Dataset rows for apps and sites
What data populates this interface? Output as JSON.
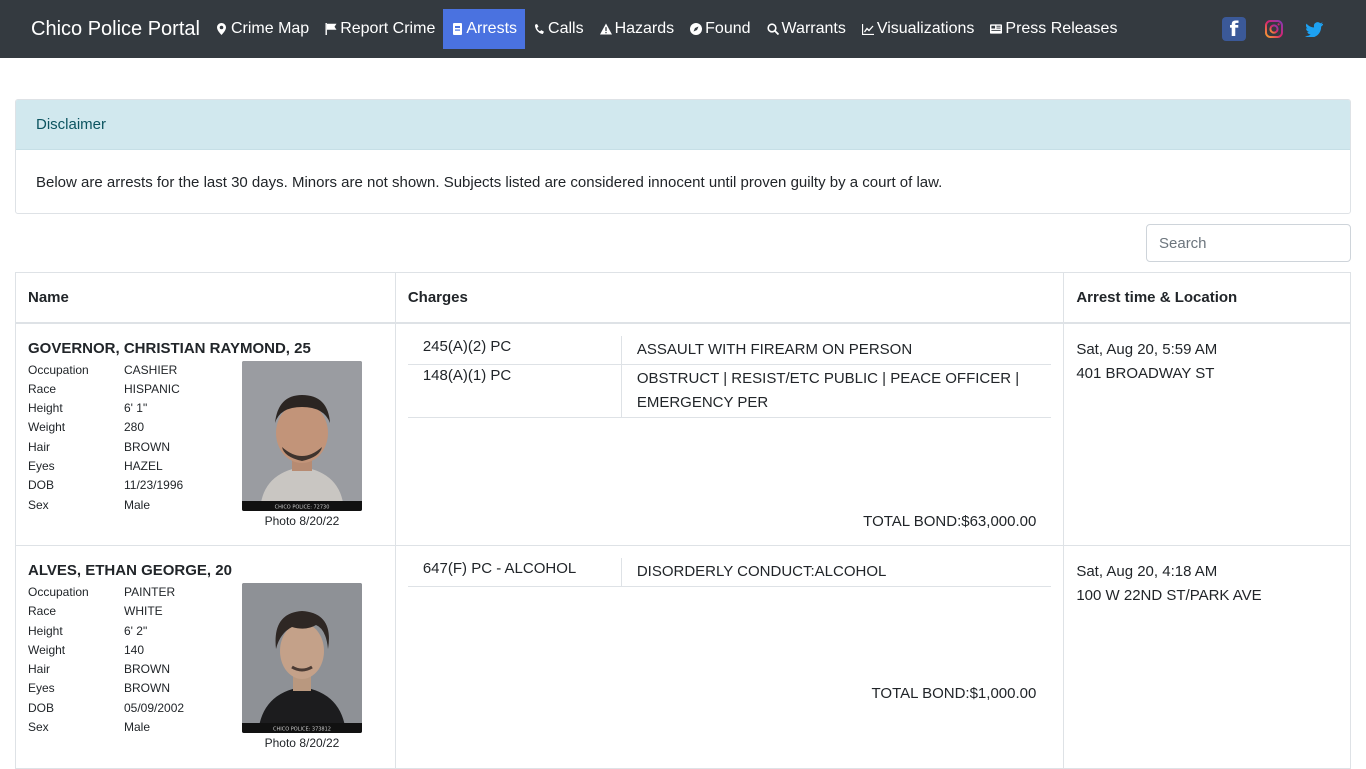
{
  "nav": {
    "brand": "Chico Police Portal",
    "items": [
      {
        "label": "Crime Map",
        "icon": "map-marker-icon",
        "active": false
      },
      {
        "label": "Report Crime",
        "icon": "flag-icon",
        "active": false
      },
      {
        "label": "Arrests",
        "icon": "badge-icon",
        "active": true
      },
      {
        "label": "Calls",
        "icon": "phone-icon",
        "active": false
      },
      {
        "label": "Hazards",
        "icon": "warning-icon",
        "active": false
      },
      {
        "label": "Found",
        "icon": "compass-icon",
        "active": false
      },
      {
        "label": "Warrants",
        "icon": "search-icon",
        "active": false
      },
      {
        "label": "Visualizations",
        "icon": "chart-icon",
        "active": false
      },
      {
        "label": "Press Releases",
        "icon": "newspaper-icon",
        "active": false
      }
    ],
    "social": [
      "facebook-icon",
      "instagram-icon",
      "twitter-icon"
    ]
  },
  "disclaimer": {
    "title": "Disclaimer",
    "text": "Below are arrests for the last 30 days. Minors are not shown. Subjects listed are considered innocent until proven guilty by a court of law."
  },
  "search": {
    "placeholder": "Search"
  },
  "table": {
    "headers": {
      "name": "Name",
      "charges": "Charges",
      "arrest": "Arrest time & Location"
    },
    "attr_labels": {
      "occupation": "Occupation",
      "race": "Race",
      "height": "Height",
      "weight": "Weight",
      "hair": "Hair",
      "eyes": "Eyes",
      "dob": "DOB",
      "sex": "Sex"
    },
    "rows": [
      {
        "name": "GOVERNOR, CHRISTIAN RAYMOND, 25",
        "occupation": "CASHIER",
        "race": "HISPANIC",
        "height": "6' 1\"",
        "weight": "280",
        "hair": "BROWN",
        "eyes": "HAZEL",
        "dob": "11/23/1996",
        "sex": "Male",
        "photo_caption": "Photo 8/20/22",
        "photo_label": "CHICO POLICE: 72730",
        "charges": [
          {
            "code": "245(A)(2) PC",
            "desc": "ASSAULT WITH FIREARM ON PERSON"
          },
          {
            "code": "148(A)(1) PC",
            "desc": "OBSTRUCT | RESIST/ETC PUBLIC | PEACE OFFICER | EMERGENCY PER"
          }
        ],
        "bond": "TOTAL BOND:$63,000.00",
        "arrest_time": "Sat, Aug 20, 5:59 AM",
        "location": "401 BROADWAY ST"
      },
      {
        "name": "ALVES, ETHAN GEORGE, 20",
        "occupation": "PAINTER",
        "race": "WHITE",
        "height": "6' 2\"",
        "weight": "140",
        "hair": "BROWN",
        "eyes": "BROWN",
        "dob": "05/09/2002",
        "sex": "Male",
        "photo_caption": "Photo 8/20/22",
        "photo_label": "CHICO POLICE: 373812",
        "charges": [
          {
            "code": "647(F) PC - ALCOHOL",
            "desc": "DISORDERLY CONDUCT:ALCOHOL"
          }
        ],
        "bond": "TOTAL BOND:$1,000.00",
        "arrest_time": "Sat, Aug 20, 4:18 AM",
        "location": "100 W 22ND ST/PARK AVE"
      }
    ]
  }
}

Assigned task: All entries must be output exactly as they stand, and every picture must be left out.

Result for this exercise:
What data populates this interface? Output as JSON.
{
  "nav": {
    "brand": "Chico Police Portal",
    "items": [
      {
        "label": "Crime Map",
        "icon": "map-marker-icon",
        "active": false
      },
      {
        "label": "Report Crime",
        "icon": "flag-icon",
        "active": false
      },
      {
        "label": "Arrests",
        "icon": "badge-icon",
        "active": true
      },
      {
        "label": "Calls",
        "icon": "phone-icon",
        "active": false
      },
      {
        "label": "Hazards",
        "icon": "warning-icon",
        "active": false
      },
      {
        "label": "Found",
        "icon": "compass-icon",
        "active": false
      },
      {
        "label": "Warrants",
        "icon": "search-icon",
        "active": false
      },
      {
        "label": "Visualizations",
        "icon": "chart-icon",
        "active": false
      },
      {
        "label": "Press Releases",
        "icon": "newspaper-icon",
        "active": false
      }
    ],
    "social": [
      "facebook-icon",
      "instagram-icon",
      "twitter-icon"
    ]
  },
  "disclaimer": {
    "title": "Disclaimer",
    "text": "Below are arrests for the last 30 days. Minors are not shown. Subjects listed are considered innocent until proven guilty by a court of law."
  },
  "search": {
    "placeholder": "Search"
  },
  "table": {
    "headers": {
      "name": "Name",
      "charges": "Charges",
      "arrest": "Arrest time & Location"
    },
    "attr_labels": {
      "occupation": "Occupation",
      "race": "Race",
      "height": "Height",
      "weight": "Weight",
      "hair": "Hair",
      "eyes": "Eyes",
      "dob": "DOB",
      "sex": "Sex"
    },
    "rows": [
      {
        "name": "GOVERNOR, CHRISTIAN RAYMOND, 25",
        "occupation": "CASHIER",
        "race": "HISPANIC",
        "height": "6' 1\"",
        "weight": "280",
        "hair": "BROWN",
        "eyes": "HAZEL",
        "dob": "11/23/1996",
        "sex": "Male",
        "photo_caption": "Photo 8/20/22",
        "photo_label": "CHICO POLICE: 72730",
        "charges": [
          {
            "code": "245(A)(2) PC",
            "desc": "ASSAULT WITH FIREARM ON PERSON"
          },
          {
            "code": "148(A)(1) PC",
            "desc": "OBSTRUCT | RESIST/ETC PUBLIC | PEACE OFFICER | EMERGENCY PER"
          }
        ],
        "bond": "TOTAL BOND:$63,000.00",
        "arrest_time": "Sat, Aug 20, 5:59 AM",
        "location": "401 BROADWAY ST"
      },
      {
        "name": "ALVES, ETHAN GEORGE, 20",
        "occupation": "PAINTER",
        "race": "WHITE",
        "height": "6' 2\"",
        "weight": "140",
        "hair": "BROWN",
        "eyes": "BROWN",
        "dob": "05/09/2002",
        "sex": "Male",
        "photo_caption": "Photo 8/20/22",
        "photo_label": "CHICO POLICE: 373812",
        "charges": [
          {
            "code": "647(F) PC - ALCOHOL",
            "desc": "DISORDERLY CONDUCT:ALCOHOL"
          }
        ],
        "bond": "TOTAL BOND:$1,000.00",
        "arrest_time": "Sat, Aug 20, 4:18 AM",
        "location": "100 W 22ND ST/PARK AVE"
      }
    ]
  }
}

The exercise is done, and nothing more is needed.